Shannon Farar-Griefer found us and asked us to do another post-race interview for her movie. I hadn't showered and I had dirt in my teeth (literally!), but we hobbled to a quiet part of the school and shared our experience on the trail with the camera and the other runners waiting their turn to take their turn.
We headed back for the awards and I grew weary. I needed food and I could already feel the allergens in my body causing me to writhe in itchy discomfort. The sun was hot and shade was already spoken for. Once the awards were over, we picked up the car and Dave and Rick left in theirs to head back to Reno and I checked into my hotel in Auburn and enjoyed what I think is one of the most rewarding parts of ultrarunning - the post race shower!
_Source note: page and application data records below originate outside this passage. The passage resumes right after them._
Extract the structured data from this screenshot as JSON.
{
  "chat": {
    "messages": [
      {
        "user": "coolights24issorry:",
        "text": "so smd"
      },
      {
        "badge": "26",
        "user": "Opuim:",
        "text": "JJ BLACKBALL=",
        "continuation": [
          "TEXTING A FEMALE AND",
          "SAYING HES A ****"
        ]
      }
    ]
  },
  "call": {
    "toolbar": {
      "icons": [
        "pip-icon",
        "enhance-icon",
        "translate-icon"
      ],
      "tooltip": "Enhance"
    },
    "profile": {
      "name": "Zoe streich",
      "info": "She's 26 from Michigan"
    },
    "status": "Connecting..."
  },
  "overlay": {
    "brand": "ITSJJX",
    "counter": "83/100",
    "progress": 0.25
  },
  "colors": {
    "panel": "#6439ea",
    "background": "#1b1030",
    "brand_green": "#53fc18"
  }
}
I scrubbed my legs with Tecnu over and over again and made sure my trail clothers stayed separate from the rest. I slept well and flew home in the morning. Satisfied.
It was a splendid time. I loved being at Squaw, on the trail and at the school in Auburn. Western States is a special event for me. The people there are my family and I love and cherish them. Western States is a place where dreams come true, bonds are formed, and life-changing memories are made. I was honored to be selected as Dave's pacer and I am proud of his race. I am also so grateful to my friends who supported me there. Their hugs will carry me through whatever I need to get through. And that is the most significant thing I know - love and friendship and bonding and caring and support permeate these races. As usual, I felt it there last weekend and I look forward to accepting and giving more of the same down the trail/road.
Here is a link to Dave's race report.
Here is a link to the official race results.
Here is a link to a few more of my pictures.
Locusts: Part Two
4 weeks ago